Should I Refinance? A Complete Decision-Guide
Refinancing could be a great idea when interest rates have dropped. However, even when rates are low, it may not be in your best interest to refinance. It’s important to know when to refinance to take advantage of beneficial rates. If you would like determining what a refinance would mean for your monthly payment, term and total paid, one of our loan experts would love to help you out.
When to Refinance a Loan
Reducing your loan’s interest rate can save you money – the top reason for refinancing. A $100,000 mortgage loan at a 5% interest rate over 30 years that is refinanced to 4% drops the total paid amount from $193,000 to $171,000.
Monthly payments drop by $60, which is a significant amount for many homeowners.
Term length may be extended, so if you have 5 years left on your loan, you may extend your loan further, depending on the loan type. Extending the loan can lower monthly payments even more, but you’ll be paying more in the long-term.
A few things to consider when you refinance a loan are:
- If you’re trying to sell your home soon, refinancing doesn’t make sense because you’ll be paying closing costs that won’t be recuperated in a few months’ time.
- Interest rates. Current interest rates are low. Typically, it only makes sense when the interest rate is 0.5% to 1%+ less than your current loan rate.
- Large loans may benefit from even a 0.25% reduction in interest rates, but these are often substantial loans.
- Closing costs for the loan can impact savings if you plan on paying off the loan in the short-term or sell the home. Closing costs vary from one lender to the next and can range between 2% and 5% of the loan.
You will need to provide documentation, have a good credit history, be able to show income and qualify for the mortgage. A new underwriting process is required, so you’ll need to prove that you can still pay the loan. Since you’re refinancing a mortgage loan, the bank will want the home appraised to ensure it is worth more than the loan value.
Cash-out Mortgage Refinancing
When refinancing a mortgage loan, you can opt for a cash-out refinance. You’ll be borrowing money from the equity that you have in the home and can borrow more than you owe. The cash-out option is a good choice when you have other debts with high interest rates:
- Credit cards
- Personal loans
You can use the money for other major expenses, too.
Calculate the Cost of Closing
Every refinance will have some form of closing costs. You should calculate your break-even point to determine if the refinance is right for you.

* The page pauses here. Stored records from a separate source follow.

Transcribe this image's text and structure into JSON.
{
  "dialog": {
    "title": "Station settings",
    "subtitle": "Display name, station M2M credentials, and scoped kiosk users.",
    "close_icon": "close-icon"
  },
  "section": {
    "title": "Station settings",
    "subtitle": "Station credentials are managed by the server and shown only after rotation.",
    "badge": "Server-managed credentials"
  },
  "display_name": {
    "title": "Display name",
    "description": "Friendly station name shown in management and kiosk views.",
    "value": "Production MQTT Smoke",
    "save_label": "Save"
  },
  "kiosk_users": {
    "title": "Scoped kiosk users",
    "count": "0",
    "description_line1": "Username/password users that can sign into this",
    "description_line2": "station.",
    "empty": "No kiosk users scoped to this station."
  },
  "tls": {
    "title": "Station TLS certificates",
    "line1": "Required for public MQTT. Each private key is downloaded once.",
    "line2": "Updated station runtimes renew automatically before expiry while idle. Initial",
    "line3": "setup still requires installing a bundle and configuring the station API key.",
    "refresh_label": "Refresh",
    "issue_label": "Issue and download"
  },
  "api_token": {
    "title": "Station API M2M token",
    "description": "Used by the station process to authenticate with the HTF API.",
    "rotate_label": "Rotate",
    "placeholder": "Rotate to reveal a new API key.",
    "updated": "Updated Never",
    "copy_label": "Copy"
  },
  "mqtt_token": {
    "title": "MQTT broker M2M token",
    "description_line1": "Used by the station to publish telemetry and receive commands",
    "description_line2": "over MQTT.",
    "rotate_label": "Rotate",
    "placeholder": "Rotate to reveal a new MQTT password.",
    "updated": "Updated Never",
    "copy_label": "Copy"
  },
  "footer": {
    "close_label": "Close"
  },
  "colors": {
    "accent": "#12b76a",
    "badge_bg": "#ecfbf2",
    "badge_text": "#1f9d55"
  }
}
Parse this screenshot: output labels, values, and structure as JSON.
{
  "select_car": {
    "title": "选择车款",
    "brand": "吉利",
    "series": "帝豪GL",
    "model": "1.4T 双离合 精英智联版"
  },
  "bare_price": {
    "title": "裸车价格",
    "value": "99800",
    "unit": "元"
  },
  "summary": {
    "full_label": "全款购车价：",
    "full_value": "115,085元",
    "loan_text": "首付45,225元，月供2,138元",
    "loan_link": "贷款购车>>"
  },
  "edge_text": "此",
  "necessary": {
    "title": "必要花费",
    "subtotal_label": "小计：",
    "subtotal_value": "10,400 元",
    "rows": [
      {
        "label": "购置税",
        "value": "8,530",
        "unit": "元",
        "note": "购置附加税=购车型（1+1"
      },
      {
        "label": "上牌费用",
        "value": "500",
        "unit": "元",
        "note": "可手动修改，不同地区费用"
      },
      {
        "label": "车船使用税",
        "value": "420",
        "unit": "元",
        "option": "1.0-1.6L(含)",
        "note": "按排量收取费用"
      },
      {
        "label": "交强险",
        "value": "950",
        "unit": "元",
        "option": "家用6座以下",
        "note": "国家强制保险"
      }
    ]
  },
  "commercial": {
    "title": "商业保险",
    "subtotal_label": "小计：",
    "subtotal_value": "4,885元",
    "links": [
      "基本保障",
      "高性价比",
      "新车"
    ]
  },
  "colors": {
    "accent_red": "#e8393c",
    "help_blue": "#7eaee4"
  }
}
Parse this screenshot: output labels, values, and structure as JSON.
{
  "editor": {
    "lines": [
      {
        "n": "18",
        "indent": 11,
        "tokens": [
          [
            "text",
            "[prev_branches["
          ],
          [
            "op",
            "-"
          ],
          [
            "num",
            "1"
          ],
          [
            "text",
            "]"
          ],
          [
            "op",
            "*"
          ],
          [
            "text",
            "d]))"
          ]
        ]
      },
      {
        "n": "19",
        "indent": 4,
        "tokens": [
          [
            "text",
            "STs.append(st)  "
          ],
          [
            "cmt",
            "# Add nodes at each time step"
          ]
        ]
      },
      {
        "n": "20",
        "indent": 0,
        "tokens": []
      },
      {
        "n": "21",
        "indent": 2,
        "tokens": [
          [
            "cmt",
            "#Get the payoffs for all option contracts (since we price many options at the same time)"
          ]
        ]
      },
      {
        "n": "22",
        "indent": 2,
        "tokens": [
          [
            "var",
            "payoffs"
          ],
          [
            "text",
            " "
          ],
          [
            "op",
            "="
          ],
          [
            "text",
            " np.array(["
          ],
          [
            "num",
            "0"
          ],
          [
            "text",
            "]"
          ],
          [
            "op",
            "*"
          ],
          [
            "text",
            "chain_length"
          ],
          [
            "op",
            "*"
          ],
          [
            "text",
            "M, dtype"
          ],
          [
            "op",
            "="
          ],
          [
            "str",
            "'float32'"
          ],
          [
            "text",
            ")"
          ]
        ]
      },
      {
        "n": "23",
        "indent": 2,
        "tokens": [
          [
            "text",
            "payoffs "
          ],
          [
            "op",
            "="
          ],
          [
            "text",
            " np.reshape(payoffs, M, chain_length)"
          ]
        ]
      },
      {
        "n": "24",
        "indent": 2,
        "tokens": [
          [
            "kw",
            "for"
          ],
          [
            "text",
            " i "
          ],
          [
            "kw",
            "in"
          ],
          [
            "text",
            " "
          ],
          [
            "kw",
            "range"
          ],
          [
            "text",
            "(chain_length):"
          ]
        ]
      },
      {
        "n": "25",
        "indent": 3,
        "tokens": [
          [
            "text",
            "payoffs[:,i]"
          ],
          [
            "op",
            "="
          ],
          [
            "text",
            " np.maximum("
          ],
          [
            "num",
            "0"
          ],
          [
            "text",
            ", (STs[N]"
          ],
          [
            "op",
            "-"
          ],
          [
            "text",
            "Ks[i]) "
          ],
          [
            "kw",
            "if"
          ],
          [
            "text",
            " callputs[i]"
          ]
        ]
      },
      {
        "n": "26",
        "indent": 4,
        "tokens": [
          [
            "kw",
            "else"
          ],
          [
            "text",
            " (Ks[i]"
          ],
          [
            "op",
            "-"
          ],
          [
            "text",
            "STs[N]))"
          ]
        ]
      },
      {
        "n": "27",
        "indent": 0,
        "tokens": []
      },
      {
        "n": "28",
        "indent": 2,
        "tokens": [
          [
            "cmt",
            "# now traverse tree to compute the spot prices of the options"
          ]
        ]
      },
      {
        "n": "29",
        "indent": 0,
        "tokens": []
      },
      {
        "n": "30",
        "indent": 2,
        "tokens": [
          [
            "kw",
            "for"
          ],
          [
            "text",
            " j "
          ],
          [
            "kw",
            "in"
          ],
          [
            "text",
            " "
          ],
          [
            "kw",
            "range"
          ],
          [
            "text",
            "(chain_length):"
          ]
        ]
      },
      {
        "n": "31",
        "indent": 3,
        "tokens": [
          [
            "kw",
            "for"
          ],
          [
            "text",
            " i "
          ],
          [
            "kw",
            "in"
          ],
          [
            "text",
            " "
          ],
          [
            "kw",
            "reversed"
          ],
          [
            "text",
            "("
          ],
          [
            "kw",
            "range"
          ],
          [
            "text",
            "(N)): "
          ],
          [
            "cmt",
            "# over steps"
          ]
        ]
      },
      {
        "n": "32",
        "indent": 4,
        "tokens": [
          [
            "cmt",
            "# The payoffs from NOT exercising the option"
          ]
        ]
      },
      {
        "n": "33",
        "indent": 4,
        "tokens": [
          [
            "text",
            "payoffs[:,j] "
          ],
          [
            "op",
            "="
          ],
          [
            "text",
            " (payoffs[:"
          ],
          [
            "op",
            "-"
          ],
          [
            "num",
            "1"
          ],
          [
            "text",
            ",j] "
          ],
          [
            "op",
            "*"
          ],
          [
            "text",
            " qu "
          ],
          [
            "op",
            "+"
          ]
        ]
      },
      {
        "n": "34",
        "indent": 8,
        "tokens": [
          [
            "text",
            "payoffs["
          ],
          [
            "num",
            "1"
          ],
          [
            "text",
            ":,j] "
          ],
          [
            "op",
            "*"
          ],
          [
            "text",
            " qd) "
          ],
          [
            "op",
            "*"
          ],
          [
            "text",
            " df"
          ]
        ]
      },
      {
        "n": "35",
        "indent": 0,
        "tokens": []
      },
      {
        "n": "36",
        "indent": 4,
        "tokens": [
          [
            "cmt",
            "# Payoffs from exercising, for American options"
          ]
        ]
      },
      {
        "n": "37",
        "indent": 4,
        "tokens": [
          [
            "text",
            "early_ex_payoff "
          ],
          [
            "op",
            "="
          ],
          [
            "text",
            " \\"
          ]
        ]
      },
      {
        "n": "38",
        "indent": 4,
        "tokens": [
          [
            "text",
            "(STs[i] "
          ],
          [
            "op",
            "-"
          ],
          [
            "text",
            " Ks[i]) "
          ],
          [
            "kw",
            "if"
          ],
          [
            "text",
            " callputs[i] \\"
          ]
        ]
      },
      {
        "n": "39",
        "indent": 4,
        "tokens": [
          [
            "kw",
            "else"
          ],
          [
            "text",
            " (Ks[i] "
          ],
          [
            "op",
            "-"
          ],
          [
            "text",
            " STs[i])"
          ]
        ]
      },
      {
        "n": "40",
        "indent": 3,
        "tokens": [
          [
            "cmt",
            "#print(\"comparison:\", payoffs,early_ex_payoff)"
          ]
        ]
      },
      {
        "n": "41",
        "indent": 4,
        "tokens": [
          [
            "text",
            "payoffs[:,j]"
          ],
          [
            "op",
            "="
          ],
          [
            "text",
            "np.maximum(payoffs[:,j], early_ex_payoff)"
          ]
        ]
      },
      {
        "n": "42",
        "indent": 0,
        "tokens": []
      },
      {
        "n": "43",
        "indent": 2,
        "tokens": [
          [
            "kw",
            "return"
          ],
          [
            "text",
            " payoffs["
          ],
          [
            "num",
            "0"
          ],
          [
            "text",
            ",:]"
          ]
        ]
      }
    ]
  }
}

You can do this by calculating your savings and closing costs.
Divide your costs by your savings to calculate how many months it will take to break-even.
For example, let’s assume that you’ll save $150 a month and pay $2,500 in closing costs. Using this calculation, it will take 16.7 months to recuperate your closing costs.
If you plan on paying off the loan faster than this period or sell the home, refinancing may not be a good option for you.
Otherwise, if you can recuperate your closing costs and enjoy long-term savings from refinancing to a lower interest rate, it may be a good idea to refinance. You can always flip your savings back into the payment to pay off the loan quicker, or you can simply use the savings for other expenses.